Copy every line below that has the word "handle" in it.

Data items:
--
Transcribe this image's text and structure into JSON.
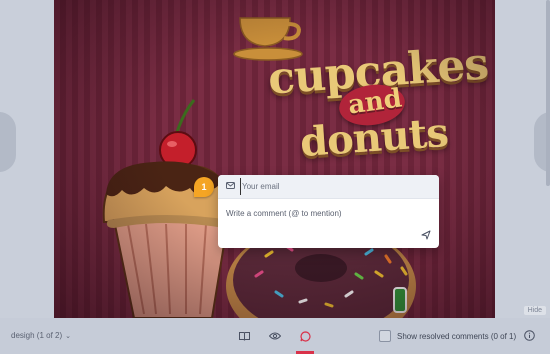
{
  "artboard": {
    "title_line1": "cupcakes",
    "title_line2": "and",
    "title_line3": "donuts"
  },
  "comment": {
    "pin_number": "1",
    "email_placeholder": "Your email",
    "comment_placeholder": "Write a comment (@ to mention)",
    "icons": {
      "email": "mail-icon",
      "send": "send-icon"
    }
  },
  "viewer": {
    "hide_label": "Hide"
  },
  "footer": {
    "page_select": "desigh (1 of 2)",
    "resolved_label": "Show resolved comments (0 of 1)",
    "resolved_checked": false,
    "active_tool": "comment",
    "icons": [
      "book-icon",
      "eye-icon",
      "comment-icon",
      "info-icon",
      "chevron-down-icon"
    ],
    "accent_color": "#d9324a"
  }
}
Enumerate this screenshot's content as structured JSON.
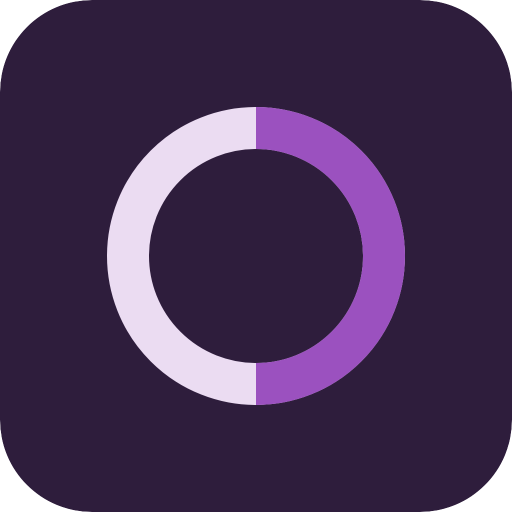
{
  "icon": {
    "name": "ring-progress-icon",
    "colors": {
      "background": "#2E1D3C",
      "ring_track": "#EBDCF2",
      "ring_fill": "#9B51BF"
    },
    "progress_fraction": 0.5
  }
}
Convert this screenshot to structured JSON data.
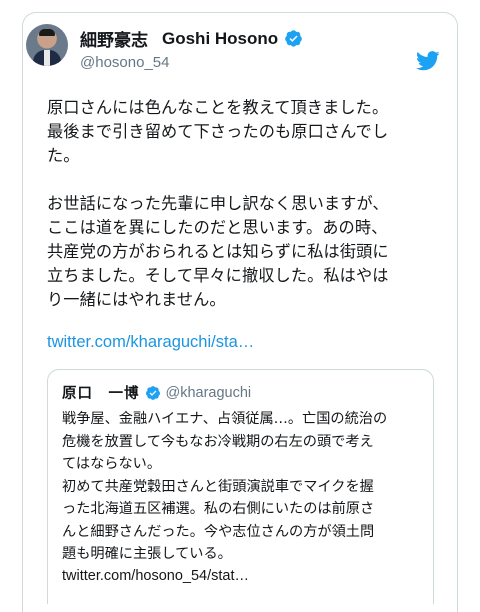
{
  "author": {
    "display_name_jp": "細野豪志",
    "display_name_en": "Goshi Hosono",
    "handle": "@hosono_54"
  },
  "tweet": {
    "paragraph1": "原口さんには色んなことを教えて頂きました。\n最後まで引き留めて下さったのも原口さんでし\nた。",
    "paragraph2": "お世話になった先輩に申し訳なく思いますが、\nここは道を異にしたのだと思います。あの時、\n共産党の方がおられるとは知らずに私は街頭に\n立ちました。そして早々に撤収した。私はやは\nり一緒にはやれません。",
    "link": "twitter.com/kharaguchi/sta…"
  },
  "quoted_tweet": {
    "name": "原口　一博",
    "handle": "@kharaguchi",
    "text": "戦争屋、金融ハイエナ、占領従属…。亡国の統治の\n危機を放置して今もなお冷戦期の右左の頭で考え\nてはならない。\n初めて共産党穀田さんと街頭演説車でマイクを握\nった北海道五区補選。私の右側にいたのは前原さ\nんと細野さんだった。今や志位さんの方が領土問\n題も明確に主張している。",
    "link": "twitter.com/hosono_54/stat…"
  },
  "colors": {
    "accent": "#1da1f2",
    "link": "#1b95e0",
    "secondary_text": "#657786",
    "border": "#cfd9de"
  },
  "icons": {
    "verified": "verified-badge-icon",
    "brand": "twitter-bird-icon"
  }
}
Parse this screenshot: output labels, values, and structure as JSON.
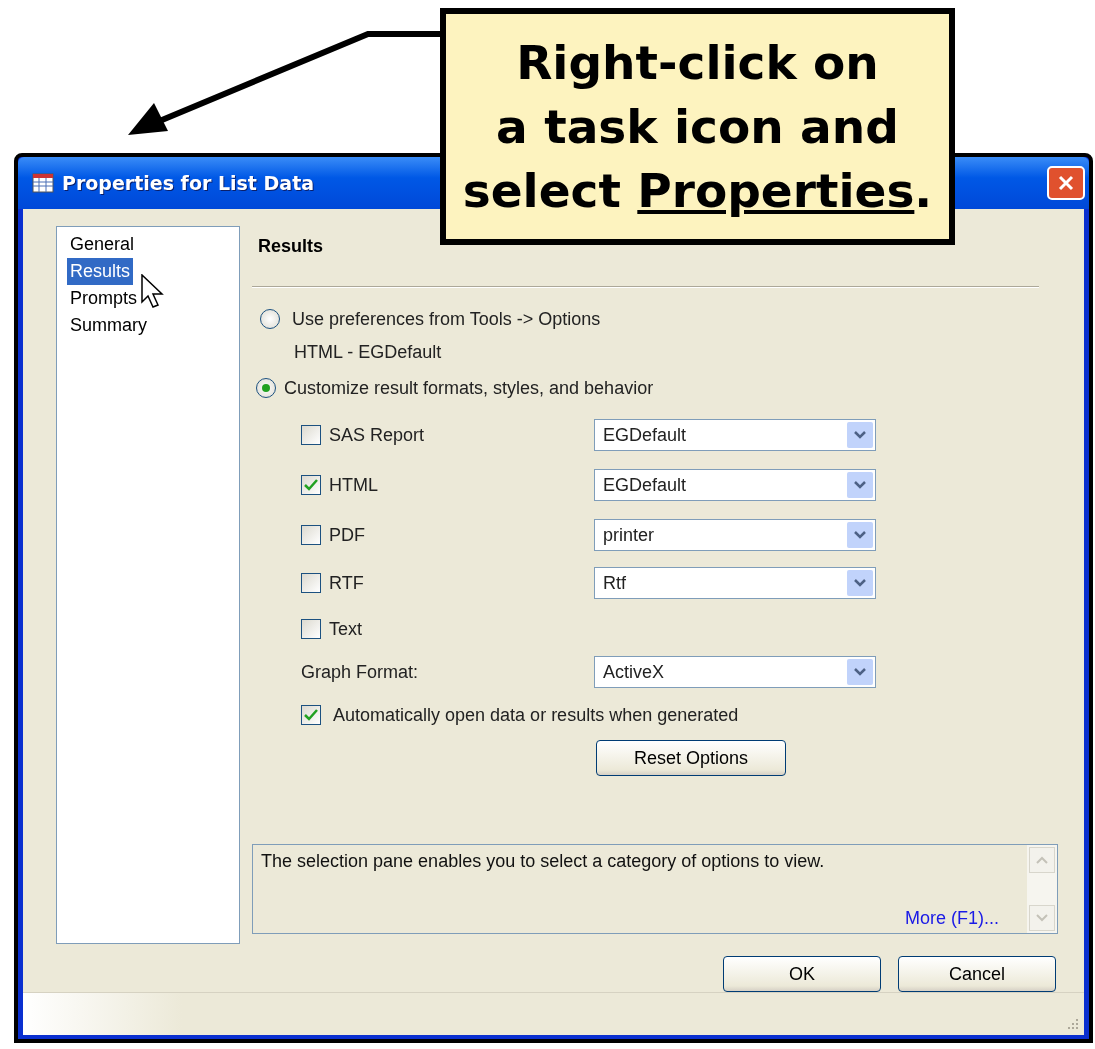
{
  "window": {
    "title": "Properties for List Data"
  },
  "callout": {
    "text": "Right-click on a task icon and select",
    "emphasis": "Properties",
    "end": "."
  },
  "sidebar": {
    "items": [
      {
        "label": "General",
        "selected": false
      },
      {
        "label": "Results",
        "selected": true
      },
      {
        "label": "Prompts",
        "selected": false
      },
      {
        "label": "Summary",
        "selected": false
      }
    ]
  },
  "panel": {
    "heading": "Results",
    "options": [
      {
        "label": "Use preferences from Tools -> Options",
        "selected": false,
        "detail": "HTML - EGDefault"
      },
      {
        "label": "Customize result formats, styles, and behavior",
        "selected": true
      }
    ],
    "formats": [
      {
        "label": "SAS Report",
        "checked": false,
        "dropdown": "EGDefault"
      },
      {
        "label": "HTML",
        "checked": true,
        "dropdown": "EGDefault"
      },
      {
        "label": "PDF",
        "checked": false,
        "dropdown": "printer"
      },
      {
        "label": "RTF",
        "checked": false,
        "dropdown": "Rtf"
      },
      {
        "label": "Text",
        "checked": false
      }
    ],
    "graph_format": {
      "label": "Graph Format:",
      "value": "ActiveX"
    },
    "auto_open": {
      "label": "Automatically open data or results when generated",
      "checked": true
    },
    "reset_button": "Reset Options"
  },
  "help": {
    "text": "The selection pane enables you to select a category of options to view.",
    "link": "More (F1)..."
  },
  "buttons": [
    "OK",
    "Cancel"
  ]
}
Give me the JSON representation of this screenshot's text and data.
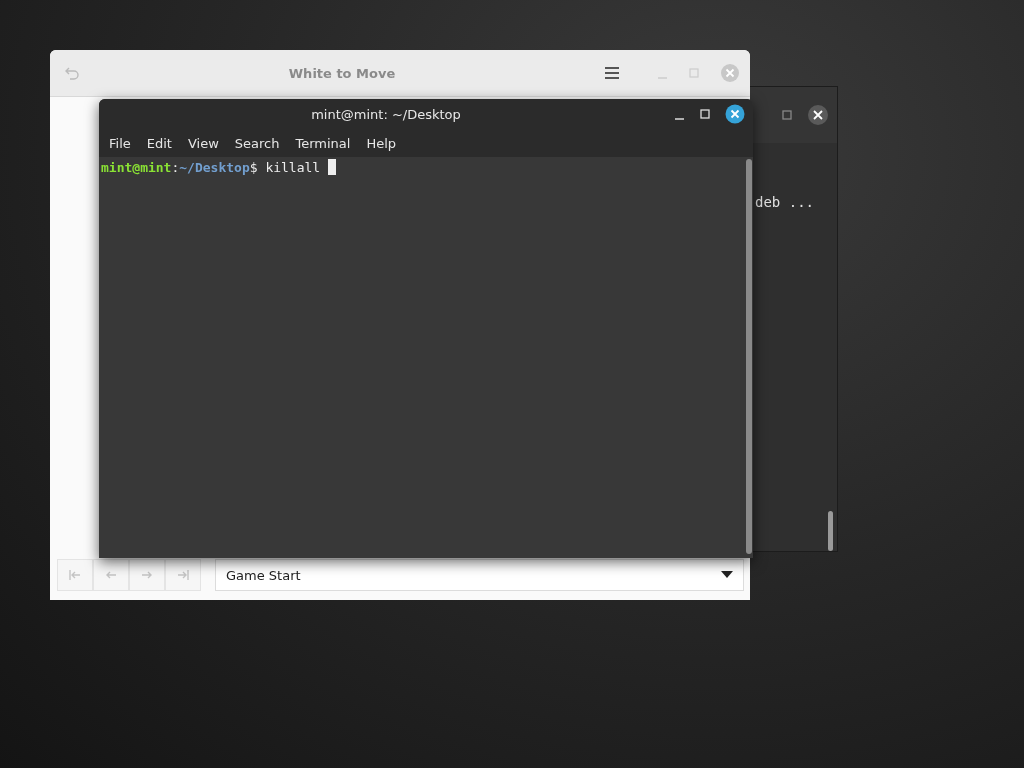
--
• [ANSWER BELOW]:
    "handle": "@hosono_54"
    "handle": "@kharaguchi",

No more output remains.